#### Activity
Wherever the string "Meto" shows up in the records below, return that line.

###

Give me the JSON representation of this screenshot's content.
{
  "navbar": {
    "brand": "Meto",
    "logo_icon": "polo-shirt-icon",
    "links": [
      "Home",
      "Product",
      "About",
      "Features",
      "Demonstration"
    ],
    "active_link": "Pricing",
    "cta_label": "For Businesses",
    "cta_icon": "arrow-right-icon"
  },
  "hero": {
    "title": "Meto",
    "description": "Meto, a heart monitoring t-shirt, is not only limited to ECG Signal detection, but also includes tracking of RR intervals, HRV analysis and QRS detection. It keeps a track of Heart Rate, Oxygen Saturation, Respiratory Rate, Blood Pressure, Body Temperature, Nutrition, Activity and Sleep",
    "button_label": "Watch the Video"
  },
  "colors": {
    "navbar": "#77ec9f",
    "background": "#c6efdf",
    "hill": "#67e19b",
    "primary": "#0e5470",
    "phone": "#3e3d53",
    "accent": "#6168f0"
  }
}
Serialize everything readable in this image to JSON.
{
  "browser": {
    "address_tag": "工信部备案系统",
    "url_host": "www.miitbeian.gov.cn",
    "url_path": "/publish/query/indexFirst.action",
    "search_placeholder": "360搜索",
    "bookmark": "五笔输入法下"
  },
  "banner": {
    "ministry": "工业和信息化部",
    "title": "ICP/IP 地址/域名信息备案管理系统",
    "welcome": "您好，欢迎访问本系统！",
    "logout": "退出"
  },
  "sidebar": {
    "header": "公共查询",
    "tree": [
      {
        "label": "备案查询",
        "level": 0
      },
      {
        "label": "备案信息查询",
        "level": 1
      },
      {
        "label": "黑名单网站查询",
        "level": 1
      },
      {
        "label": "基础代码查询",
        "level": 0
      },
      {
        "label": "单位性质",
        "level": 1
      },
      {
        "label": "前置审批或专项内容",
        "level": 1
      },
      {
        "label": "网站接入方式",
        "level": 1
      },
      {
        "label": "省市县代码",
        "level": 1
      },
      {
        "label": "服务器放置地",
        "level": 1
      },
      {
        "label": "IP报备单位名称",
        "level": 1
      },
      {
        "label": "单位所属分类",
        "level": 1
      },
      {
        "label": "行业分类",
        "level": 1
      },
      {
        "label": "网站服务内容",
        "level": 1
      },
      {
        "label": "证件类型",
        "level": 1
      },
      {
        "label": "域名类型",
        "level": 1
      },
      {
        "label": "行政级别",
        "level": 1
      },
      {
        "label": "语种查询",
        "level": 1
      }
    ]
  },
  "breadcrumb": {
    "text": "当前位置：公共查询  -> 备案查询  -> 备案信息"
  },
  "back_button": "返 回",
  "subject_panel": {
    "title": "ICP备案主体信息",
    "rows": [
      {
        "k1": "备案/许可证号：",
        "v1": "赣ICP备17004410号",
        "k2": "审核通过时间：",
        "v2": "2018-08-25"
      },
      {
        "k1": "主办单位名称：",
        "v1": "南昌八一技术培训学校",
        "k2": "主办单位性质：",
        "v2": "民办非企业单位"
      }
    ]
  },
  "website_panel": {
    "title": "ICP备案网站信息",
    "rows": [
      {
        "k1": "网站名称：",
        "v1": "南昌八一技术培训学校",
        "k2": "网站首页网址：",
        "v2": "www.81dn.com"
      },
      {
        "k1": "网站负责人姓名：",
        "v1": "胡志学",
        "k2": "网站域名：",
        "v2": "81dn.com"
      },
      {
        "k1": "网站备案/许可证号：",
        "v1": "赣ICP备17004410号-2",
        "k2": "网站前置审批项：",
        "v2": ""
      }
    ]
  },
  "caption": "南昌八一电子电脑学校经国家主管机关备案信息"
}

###

#### Exercise response
    "brand": "Meto",
    "title": "Meto",
    "description": "Meto, a heart monitoring t-shirt, is not only limited to ECG Signal detection, but also includes tracking of RR intervals, HRV analysis and QRS detection. It keeps a track of Heart Rate, Oxygen Saturation, Respiratory Rate, Blood Pressure, Body Temperature, Nutrition, Activity and Sleep",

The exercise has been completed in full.